Anonymous More than 1 year ago
tarheelblue More than 1 year ago
Bernie Goldberg is an extremely knowledgeable writer that has been around the political arena enough years to know the ins and outs of both sides of the political spectrum. He discusses each issue in a manner that anyone can understand, along with enlightening his readers of what is really going on behind the scenes. Bernie's sense of humor makes this an enjoyable, as well as informative, read. I highly recommend this book to anyone that is concerned with the current situation of our country.
Anonymous More than 1 year ago
Guest More than 1 year ago
Humor & good sense made this the best political book I have read. Bernie should run for office.
Guest More than 1 year ago
This man 'nailed it'. One of their own has not lost his mind. Mr. Goldberg is true to his profession and a has a good grip on how the 'big business' of our government works. His humor is wonderful. He is a wordsmith and a thinker. He doesn't follow the crowd.
Guest More than 1 year ago
best book I've read in a long time. Informative without preaching. Love the polar objective views.
Guest More than 1 year ago
I was very pleased to read bernard goldbergs latest bestseller crazies to the left of me and wimps to right of me cause I think he seems to say in this book of the frustration that Iam feeling about the political scene right now.the democract party and hollywood elite has gone off the deep end with there outlandlish and sometimes unamerican statements and sympathies and some on the right seem unwilling to stand up to them and this publication is also a warning of what will happen in 2008 if things dont change. I think the wisdom contained in this great page turner will make a great difference in the upcoming election.
Guest More than 1 year ago
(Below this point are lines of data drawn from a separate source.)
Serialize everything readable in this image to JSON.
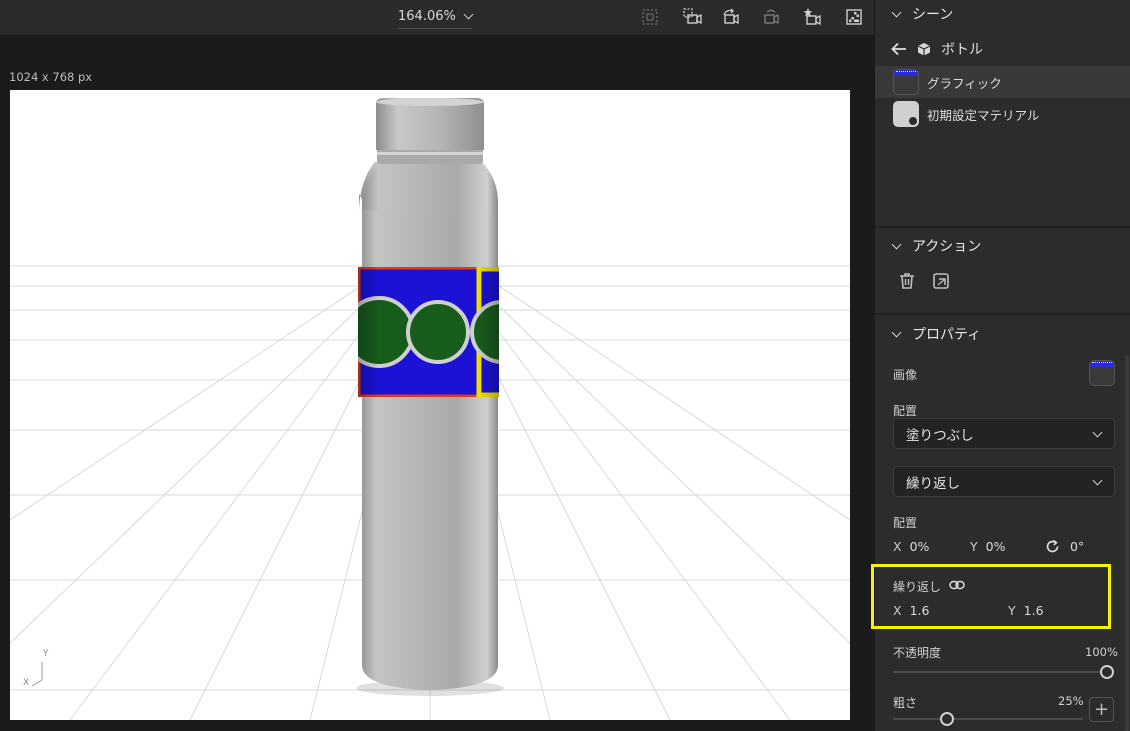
{
  "toolbar": {
    "zoom": "164.06%",
    "tools": [
      "frame-select-icon",
      "camera-fit-icon",
      "camera-rotate-icon",
      "camera-reset-icon",
      "camera-favorite-icon",
      "render-icon"
    ]
  },
  "canvas": {
    "size_label": "1024 x 768 px",
    "axis_y": "Y",
    "axis_x": "X"
  },
  "panel": {
    "scene": {
      "title": "シーン",
      "breadcrumb": "ボトル",
      "layers": [
        {
          "label": "グラフィック",
          "selected": true
        },
        {
          "label": "初期設定マテリアル",
          "selected": false
        }
      ]
    },
    "actions": {
      "title": "アクション",
      "icons": [
        "trash-icon",
        "export-icon"
      ]
    },
    "properties": {
      "title": "プロパティ",
      "image_label": "画像",
      "placement_label": "配置",
      "fill_mode": "塗りつぶし",
      "repeat_mode": "繰り返し",
      "offset_label": "配置",
      "offset": {
        "x_axis": "X",
        "x": "0%",
        "y_axis": "Y",
        "y": "0%",
        "rotation": "0°"
      },
      "repeat_label": "繰り返し",
      "repeat": {
        "x_axis": "X",
        "x": "1.6",
        "y_axis": "Y",
        "y": "1.6"
      },
      "opacity_label": "不透明度",
      "opacity_value": "100%",
      "opacity": 1.0,
      "roughness_label": "粗さ",
      "roughness_value": "25%",
      "roughness": 0.25,
      "plus": "+"
    }
  },
  "colors": {
    "highlight": "#f4f400",
    "label_blue": "#1b12d6",
    "label_red": "#e03a1a",
    "label_yellow": "#f0e000",
    "circle_green": "#185c1c"
  }
}
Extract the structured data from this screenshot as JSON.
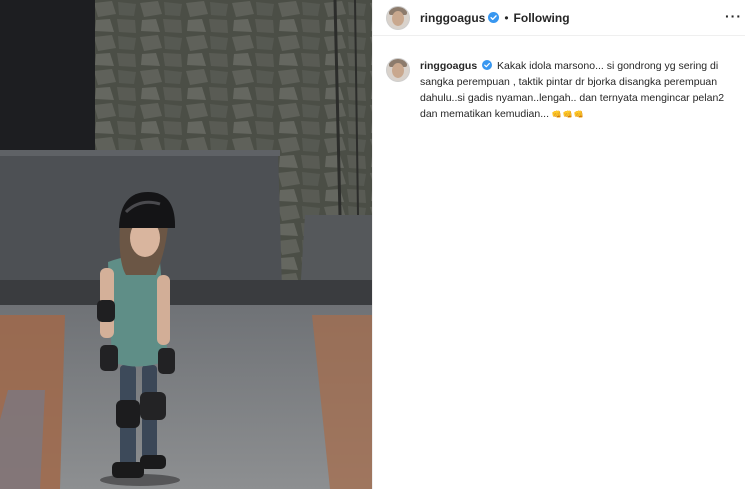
{
  "post": {
    "username": "ringgoagus",
    "separator": "•",
    "follow_state": "Following",
    "more_label": "···"
  },
  "caption": {
    "username": "ringgoagus",
    "text": "Kakak idola marsono... si gondrong yg sering di sangka perempuan , taktik pintar dr bjorka disangka perempuan dahulu..si gadis nyaman..lengah.. dan ternyata mengincar pelan2 dan mematikan kemudian...",
    "emoji": "👊👊👊"
  },
  "colors": {
    "verified": "#3897f0",
    "text": "#262626",
    "border": "#efefef"
  },
  "icons": {
    "verified": "verified-badge-icon",
    "more": "more-options-icon"
  }
}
Bernie Goldberg is an enigma. He's made a career of paranoia about the 'liberal media', yet he's an awful writer (note the dusty references to Amelda Marcos and Rice-A-Roni above) and interviewer - and having thumbed through his last book and this one, he sets the bar extremely low. For conservatives desperate for some validation in a sea of bad news of corruption, scandal, and war, I suppose this book would be a comfort - but Goldberg's execution is atrocious. Unreadable.